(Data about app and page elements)
/---
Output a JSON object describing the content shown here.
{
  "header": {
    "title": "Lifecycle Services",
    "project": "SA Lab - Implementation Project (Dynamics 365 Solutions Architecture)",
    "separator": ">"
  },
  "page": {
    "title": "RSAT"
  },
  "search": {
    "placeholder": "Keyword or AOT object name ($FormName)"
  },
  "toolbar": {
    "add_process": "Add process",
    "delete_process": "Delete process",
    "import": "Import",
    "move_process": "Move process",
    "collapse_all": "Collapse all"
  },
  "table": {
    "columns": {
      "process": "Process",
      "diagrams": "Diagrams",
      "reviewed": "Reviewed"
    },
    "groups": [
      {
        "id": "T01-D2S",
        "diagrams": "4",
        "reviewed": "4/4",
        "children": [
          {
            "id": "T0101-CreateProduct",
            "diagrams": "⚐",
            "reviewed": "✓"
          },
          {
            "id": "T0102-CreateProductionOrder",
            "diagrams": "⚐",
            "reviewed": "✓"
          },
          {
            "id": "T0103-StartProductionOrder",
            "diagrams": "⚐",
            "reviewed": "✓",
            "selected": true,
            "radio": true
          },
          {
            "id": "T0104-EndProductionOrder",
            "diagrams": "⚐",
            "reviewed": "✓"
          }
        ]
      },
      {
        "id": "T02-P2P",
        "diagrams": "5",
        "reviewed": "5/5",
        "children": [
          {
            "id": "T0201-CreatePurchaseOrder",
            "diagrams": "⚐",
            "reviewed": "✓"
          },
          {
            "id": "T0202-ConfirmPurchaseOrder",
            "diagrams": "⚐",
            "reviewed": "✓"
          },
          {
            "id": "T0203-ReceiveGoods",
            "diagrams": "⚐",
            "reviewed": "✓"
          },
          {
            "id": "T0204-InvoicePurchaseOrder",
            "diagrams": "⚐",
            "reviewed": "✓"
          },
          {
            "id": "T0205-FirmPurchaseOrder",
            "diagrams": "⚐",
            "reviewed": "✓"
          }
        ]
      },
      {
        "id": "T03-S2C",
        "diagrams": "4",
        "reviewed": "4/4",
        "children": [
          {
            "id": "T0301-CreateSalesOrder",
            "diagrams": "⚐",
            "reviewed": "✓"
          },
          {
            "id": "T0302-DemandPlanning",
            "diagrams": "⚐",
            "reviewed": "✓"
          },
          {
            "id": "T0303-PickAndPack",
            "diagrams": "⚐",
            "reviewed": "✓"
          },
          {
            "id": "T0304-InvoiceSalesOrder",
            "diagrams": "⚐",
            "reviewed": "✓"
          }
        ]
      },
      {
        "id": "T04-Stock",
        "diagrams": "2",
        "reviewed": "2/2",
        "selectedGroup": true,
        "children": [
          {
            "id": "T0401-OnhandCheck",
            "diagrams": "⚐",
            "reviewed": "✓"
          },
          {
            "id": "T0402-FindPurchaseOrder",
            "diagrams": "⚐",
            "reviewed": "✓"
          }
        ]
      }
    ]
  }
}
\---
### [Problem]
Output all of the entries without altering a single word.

### [Answer to this problem]
Output a JSON object describing the content shown here.
{
  "header": {
    "title": "Lifecycle Services",
    "project": "SA Lab - Implementation Project (Dynamics 365 Solutions Architecture)",
    "separator": ">"
  },
  "page": {
    "title": "RSAT"
  },
  "search": {
    "placeholder": "Keyword or AOT object name ($FormName)"
  },
  "toolbar": {
    "add_process": "Add process",
    "delete_process": "Delete process",
    "import": "Import",
    "move_process": "Move process",
    "collapse_all": "Collapse all"
  },
  "table": {
    "columns": {
      "process": "Process",
      "diagrams": "Diagrams",
      "reviewed": "Reviewed"
    },
    "groups": [
      {
        "id": "T01-D2S",
        "diagrams": "4",
        "reviewed": "4/4",
        "children": [
          {
            "id": "T0101-CreateProduct",
            "diagrams": "⚐",
            "reviewed": "✓"
          },
          {
            "id": "T0102-CreateProductionOrder",
            "diagrams": "⚐",
            "reviewed": "✓"
          },
          {
            "id": "T0103-StartProductionOrder",
            "diagrams": "⚐",
            "reviewed": "✓",
            "selected": true,
            "radio": true
          },
          {
            "id": "T0104-EndProductionOrder",
            "diagrams": "⚐",
            "reviewed": "✓"
          }
        ]
      },
      {
        "id": "T02-P2P",
        "diagrams": "5",
        "reviewed": "5/5",
        "children": [
          {
            "id": "T0201-CreatePurchaseOrder",
            "diagrams": "⚐",
            "reviewed": "✓"
          },
          {
            "id": "T0202-ConfirmPurchaseOrder",
            "diagrams": "⚐",
            "reviewed": "✓"
          },
          {
            "id": "T0203-ReceiveGoods",
            "diagrams": "⚐",
            "reviewed": "✓"
          },
          {
            "id": "T0204-InvoicePurchaseOrder",
            "diagrams": "⚐",
            "reviewed": "✓"
          },
          {
            "id": "T0205-FirmPurchaseOrder",
            "diagrams": "⚐",
            "reviewed": "✓"
          }
        ]
      },
      {
        "id": "T03-S2C",
        "diagrams": "4",
        "reviewed": "4/4",
        "children": [
          {
            "id": "T0301-CreateSalesOrder",
            "diagrams": "⚐",
            "reviewed": "✓"
          },
          {
            "id": "T0302-DemandPlanning",
            "diagrams": "⚐",
            "reviewed": "✓"
          },
          {
            "id": "T0303-PickAndPack",
            "diagrams": "⚐",
            "reviewed": "✓"
          },
          {
            "id": "T0304-InvoiceSalesOrder",
            "diagrams": "⚐",
            "reviewed": "✓"
          }
        ]
      },
      {
        "id": "T04-Stock",
        "diagrams": "2",
        "reviewed": "2/2",
        "selectedGroup": true,
        "children": [
          {
            "id": "T0401-OnhandCheck",
            "diagrams": "⚐",
            "reviewed": "✓"
          },
          {
            "id": "T0402-FindPurchaseOrder",
            "diagrams": "⚐",
            "reviewed": "✓"
          }
        ]
      }
    ]
  }
}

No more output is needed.